Problem statement: Give all of the data again exactly as written, omitting every image.

Dataset records:
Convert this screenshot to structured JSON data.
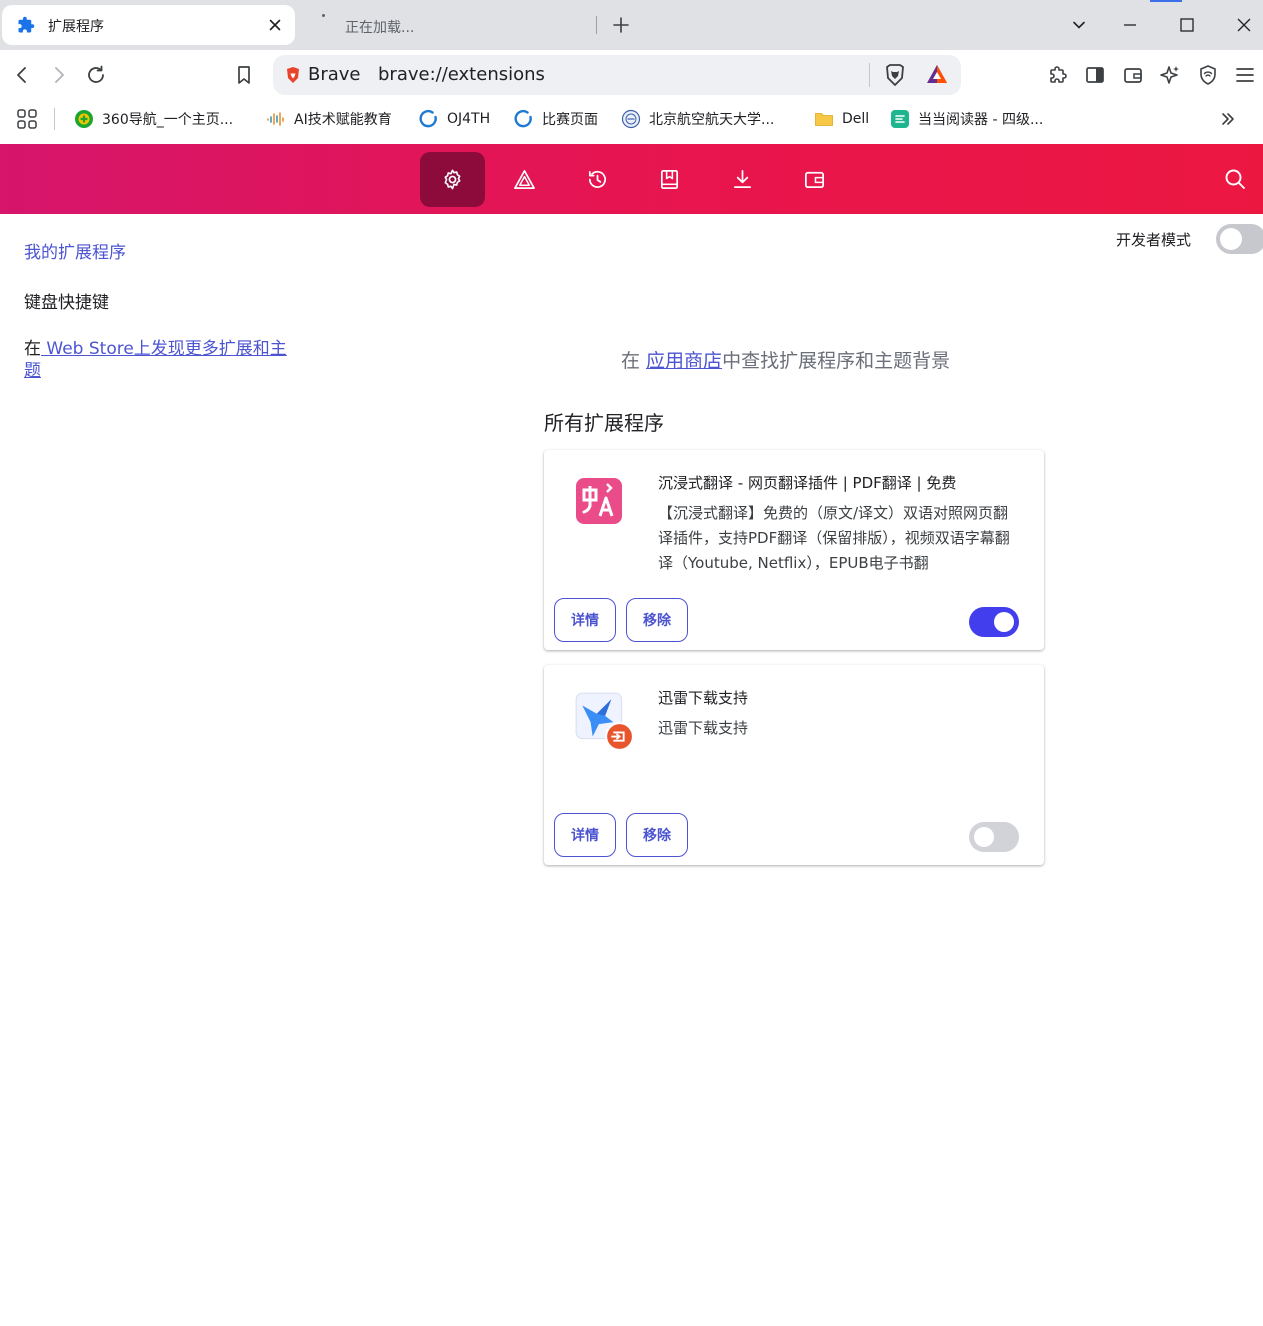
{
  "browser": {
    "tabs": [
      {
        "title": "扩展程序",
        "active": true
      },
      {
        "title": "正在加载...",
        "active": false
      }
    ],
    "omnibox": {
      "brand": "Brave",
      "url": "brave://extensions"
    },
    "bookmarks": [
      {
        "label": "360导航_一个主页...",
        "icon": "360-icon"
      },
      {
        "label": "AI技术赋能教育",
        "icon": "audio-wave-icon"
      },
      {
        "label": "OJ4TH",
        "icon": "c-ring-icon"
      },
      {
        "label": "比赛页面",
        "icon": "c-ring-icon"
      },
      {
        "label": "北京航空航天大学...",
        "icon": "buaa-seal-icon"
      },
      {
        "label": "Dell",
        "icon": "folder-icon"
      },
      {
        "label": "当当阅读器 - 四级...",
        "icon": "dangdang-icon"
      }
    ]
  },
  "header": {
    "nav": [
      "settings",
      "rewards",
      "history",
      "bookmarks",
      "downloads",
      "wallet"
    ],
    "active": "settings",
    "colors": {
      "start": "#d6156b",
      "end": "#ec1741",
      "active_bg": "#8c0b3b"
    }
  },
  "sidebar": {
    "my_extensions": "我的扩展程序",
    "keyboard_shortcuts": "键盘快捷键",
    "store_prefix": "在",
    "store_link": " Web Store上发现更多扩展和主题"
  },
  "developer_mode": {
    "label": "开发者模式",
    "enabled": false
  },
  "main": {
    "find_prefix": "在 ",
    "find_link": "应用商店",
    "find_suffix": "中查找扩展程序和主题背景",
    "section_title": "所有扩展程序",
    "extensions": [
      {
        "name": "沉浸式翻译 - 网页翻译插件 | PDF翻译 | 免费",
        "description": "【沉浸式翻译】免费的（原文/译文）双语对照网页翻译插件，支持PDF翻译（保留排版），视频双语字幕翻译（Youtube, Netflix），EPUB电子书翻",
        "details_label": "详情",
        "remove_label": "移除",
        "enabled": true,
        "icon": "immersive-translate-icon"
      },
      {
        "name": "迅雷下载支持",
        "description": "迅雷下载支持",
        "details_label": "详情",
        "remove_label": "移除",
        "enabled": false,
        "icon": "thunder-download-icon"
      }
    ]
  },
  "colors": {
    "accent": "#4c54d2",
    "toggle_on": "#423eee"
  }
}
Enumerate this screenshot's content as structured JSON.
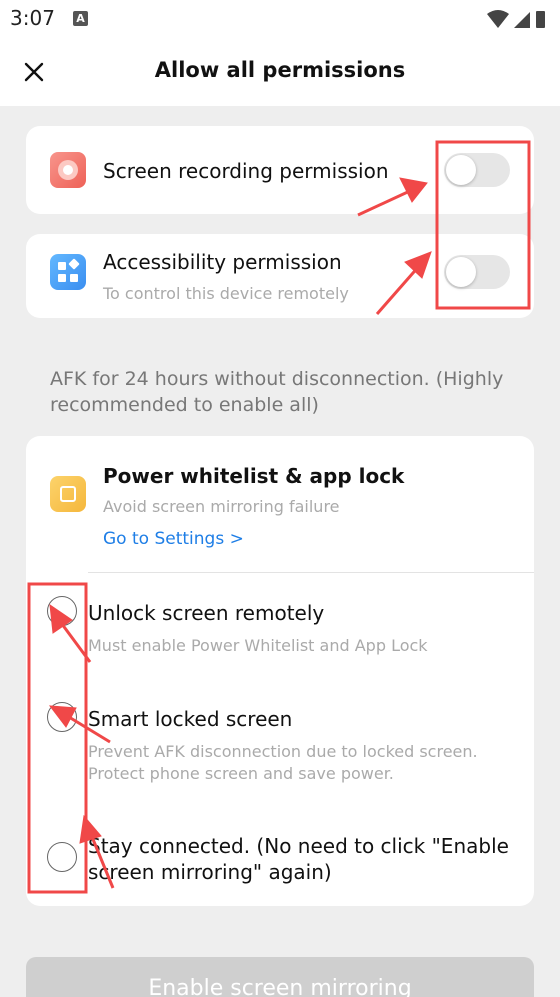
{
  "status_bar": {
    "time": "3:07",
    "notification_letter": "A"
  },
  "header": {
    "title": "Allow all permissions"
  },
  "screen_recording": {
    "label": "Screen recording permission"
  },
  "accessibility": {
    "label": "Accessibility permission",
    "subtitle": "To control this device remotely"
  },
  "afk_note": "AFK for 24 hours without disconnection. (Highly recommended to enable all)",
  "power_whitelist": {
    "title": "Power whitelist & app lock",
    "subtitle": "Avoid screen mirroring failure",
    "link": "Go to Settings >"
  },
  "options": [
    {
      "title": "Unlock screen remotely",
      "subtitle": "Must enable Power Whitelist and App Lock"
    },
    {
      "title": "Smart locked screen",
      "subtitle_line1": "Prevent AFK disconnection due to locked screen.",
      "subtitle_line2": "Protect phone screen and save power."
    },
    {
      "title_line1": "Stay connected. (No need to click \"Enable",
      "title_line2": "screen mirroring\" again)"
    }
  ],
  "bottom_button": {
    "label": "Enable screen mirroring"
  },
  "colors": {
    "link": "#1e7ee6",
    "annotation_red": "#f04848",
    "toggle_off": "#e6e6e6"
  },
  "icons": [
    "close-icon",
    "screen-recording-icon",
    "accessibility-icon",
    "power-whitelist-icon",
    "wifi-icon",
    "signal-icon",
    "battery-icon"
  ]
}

Expected answer:
Convert this screenshot to structured JSON data.
{
  "browser": {
    "tabs": [
      {
        "title": "扩展程序",
        "active": true
      },
      {
        "title": "正在加载...",
        "active": false
      }
    ],
    "omnibox": {
      "brand": "Brave",
      "url": "brave://extensions"
    },
    "bookmarks": [
      {
        "label": "360导航_一个主页...",
        "icon": "360-icon"
      },
      {
        "label": "AI技术赋能教育",
        "icon": "audio-wave-icon"
      },
      {
        "label": "OJ4TH",
        "icon": "c-ring-icon"
      },
      {
        "label": "比赛页面",
        "icon": "c-ring-icon"
      },
      {
        "label": "北京航空航天大学...",
        "icon": "buaa-seal-icon"
      },
      {
        "label": "Dell",
        "icon": "folder-icon"
      },
      {
        "label": "当当阅读器 - 四级...",
        "icon": "dangdang-icon"
      }
    ]
  },
  "header": {
    "nav": [
      "settings",
      "rewards",
      "history",
      "bookmarks",
      "downloads",
      "wallet"
    ],
    "active": "settings",
    "colors": {
      "start": "#d6156b",
      "end": "#ec1741",
      "active_bg": "#8c0b3b"
    }
  },
  "sidebar": {
    "my_extensions": "我的扩展程序",
    "keyboard_shortcuts": "键盘快捷键",
    "store_prefix": "在",
    "store_link": " Web Store上发现更多扩展和主题"
  },
  "developer_mode": {
    "label": "开发者模式",
    "enabled": false
  },
  "main": {
    "find_prefix": "在 ",
    "find_link": "应用商店",
    "find_suffix": "中查找扩展程序和主题背景",
    "section_title": "所有扩展程序",
    "extensions": [
      {
        "name": "沉浸式翻译 - 网页翻译插件 | PDF翻译 | 免费",
        "description": "【沉浸式翻译】免费的（原文/译文）双语对照网页翻译插件，支持PDF翻译（保留排版），视频双语字幕翻译（Youtube, Netflix），EPUB电子书翻",
        "details_label": "详情",
        "remove_label": "移除",
        "enabled": true,
        "icon": "immersive-translate-icon"
      },
      {
        "name": "迅雷下载支持",
        "description": "迅雷下载支持",
        "details_label": "详情",
        "remove_label": "移除",
        "enabled": false,
        "icon": "thunder-download-icon"
      }
    ]
  },
  "colors": {
    "accent": "#4c54d2",
    "toggle_on": "#423eee"
  }
}
Enumerate this screenshot's content as structured JSON.
{
  "status_bar": {
    "time": "3:07",
    "notification_letter": "A"
  },
  "header": {
    "title": "Allow all permissions"
  },
  "screen_recording": {
    "label": "Screen recording permission"
  },
  "accessibility": {
    "label": "Accessibility permission",
    "subtitle": "To control this device remotely"
  },
  "afk_note": "AFK for 24 hours without disconnection. (Highly recommended to enable all)",
  "power_whitelist": {
    "title": "Power whitelist & app lock",
    "subtitle": "Avoid screen mirroring failure",
    "link": "Go to Settings >"
  },
  "options": [
    {
      "title": "Unlock screen remotely",
      "subtitle": "Must enable Power Whitelist and App Lock"
    },
    {
      "title": "Smart locked screen",
      "subtitle_line1": "Prevent AFK disconnection due to locked screen.",
      "subtitle_line2": "Protect phone screen and save power."
    },
    {
      "title_line1": "Stay connected. (No need to click \"Enable",
      "title_line2": "screen mirroring\" again)"
    }
  ],
  "bottom_button": {
    "label": "Enable screen mirroring"
  },
  "colors": {
    "link": "#1e7ee6",
    "annotation_red": "#f04848",
    "toggle_off": "#e6e6e6"
  },
  "icons": [
    "close-icon",
    "screen-recording-icon",
    "accessibility-icon",
    "power-whitelist-icon",
    "wifi-icon",
    "signal-icon",
    "battery-icon"
  ]
}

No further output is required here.